### To do:
Return the data below unchanged, without images.

### Data section:
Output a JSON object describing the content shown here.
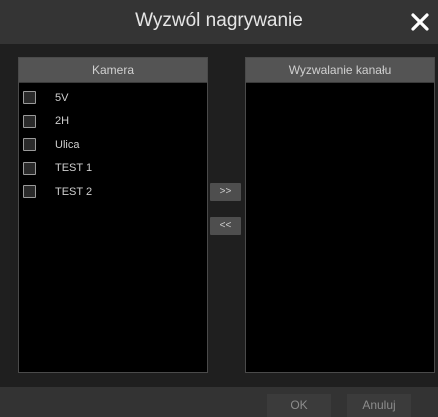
{
  "dialog": {
    "title": "Wyzwól nagrywanie",
    "close_icon": "close-icon"
  },
  "left_panel": {
    "header": "Kamera",
    "items": [
      {
        "label": "5V",
        "checked": false
      },
      {
        "label": "2H",
        "checked": false
      },
      {
        "label": "Ulica",
        "checked": false
      },
      {
        "label": "TEST 1",
        "checked": false
      },
      {
        "label": "TEST 2",
        "checked": false
      }
    ]
  },
  "right_panel": {
    "header": "Wyzwalanie kanału",
    "items": []
  },
  "transfer": {
    "add_label": ">>",
    "remove_label": "<<"
  },
  "footer": {
    "ok_label": "OK",
    "cancel_label": "Anuluj"
  }
}
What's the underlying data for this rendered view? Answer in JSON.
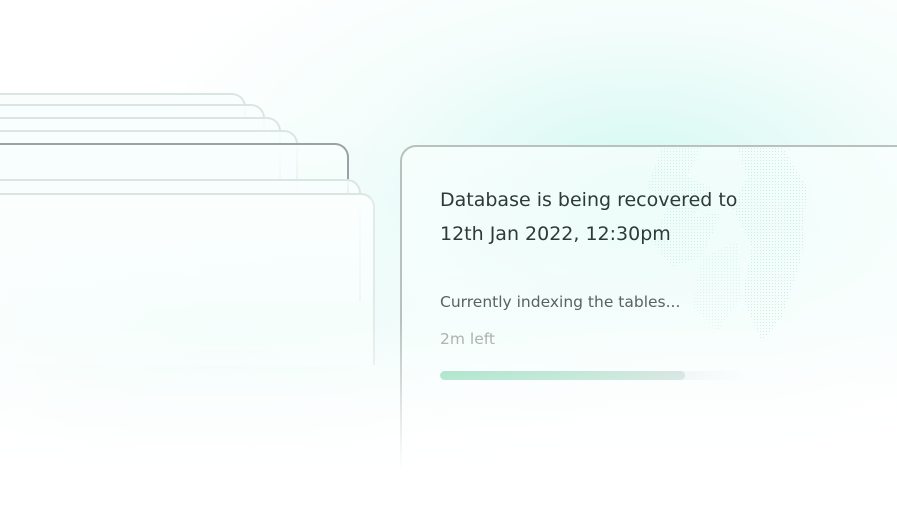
{
  "recovery": {
    "title_line1": "Database is being recovered to",
    "title_line2": "12th Jan 2022, 12:30pm",
    "status": "Currently indexing the tables...",
    "time_left": "2m left",
    "progress": 0.79
  },
  "colors": {
    "accent": "#86d9b4",
    "text_primary": "#2f3a38",
    "text_secondary": "#58625f",
    "text_muted": "#a1a9a7",
    "background_tint": "#d8f8f2"
  },
  "icons": [
    "dotted-illustration"
  ]
}
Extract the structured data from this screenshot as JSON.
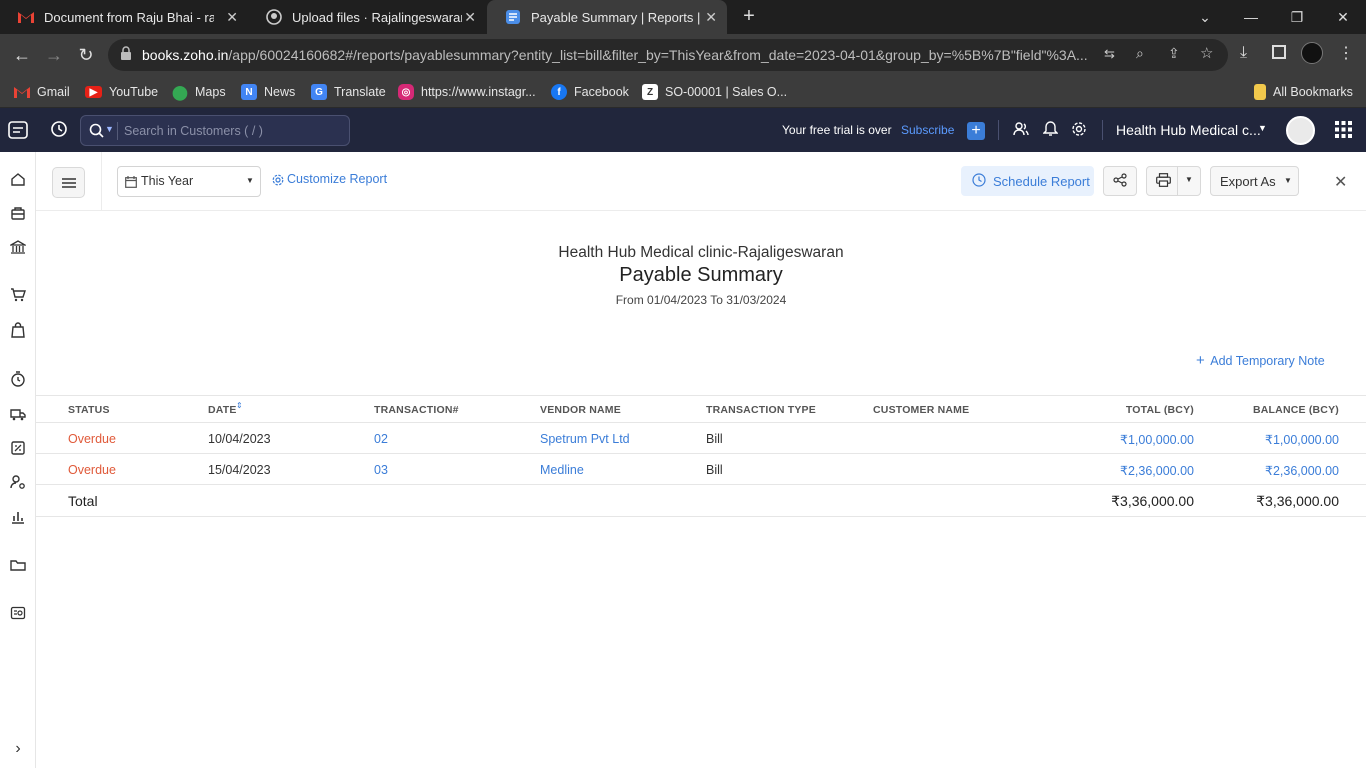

### Response to this task:
Output a JSON object describing the content shown here.
{
  "dialog": {
    "title": "Wyzwól nagrywanie",
    "close_icon": "close-icon"
  },
  "left_panel": {
    "header": "Kamera",
    "items": [
      {
        "label": "5V",
        "checked": false
      },
      {
        "label": "2H",
        "checked": false
      },
      {
        "label": "Ulica",
        "checked": false
      },
      {
        "label": "TEST 1",
        "checked": false
      },
      {
        "label": "TEST 2",
        "checked": false
      }
    ]
  },
  "right_panel": {
    "header": "Wyzwalanie kanału",
    "items": []
  },
  "transfer": {
    "add_label": ">>",
    "remove_label": "<<"
  },
  "footer": {
    "ok_label": "OK",
    "cancel_label": "Anuluj"
  }
}
What's the underlying data for this rendered view? Answer in JSON.
{
  "recovery": {
    "title_line1": "Database is being recovered to",
    "title_line2": "12th Jan 2022, 12:30pm",
    "status": "Currently indexing the tables...",
    "time_left": "2m left",
    "progress": 0.79
  },
  "colors": {
    "accent": "#86d9b4",
    "text_primary": "#2f3a38",
    "text_secondary": "#58625f",
    "text_muted": "#a1a9a7",
    "background_tint": "#d8f8f2"
  },
  "icons": [
    "dotted-illustration"
  ]
}
Extract the structured data from this screenshot as JSON.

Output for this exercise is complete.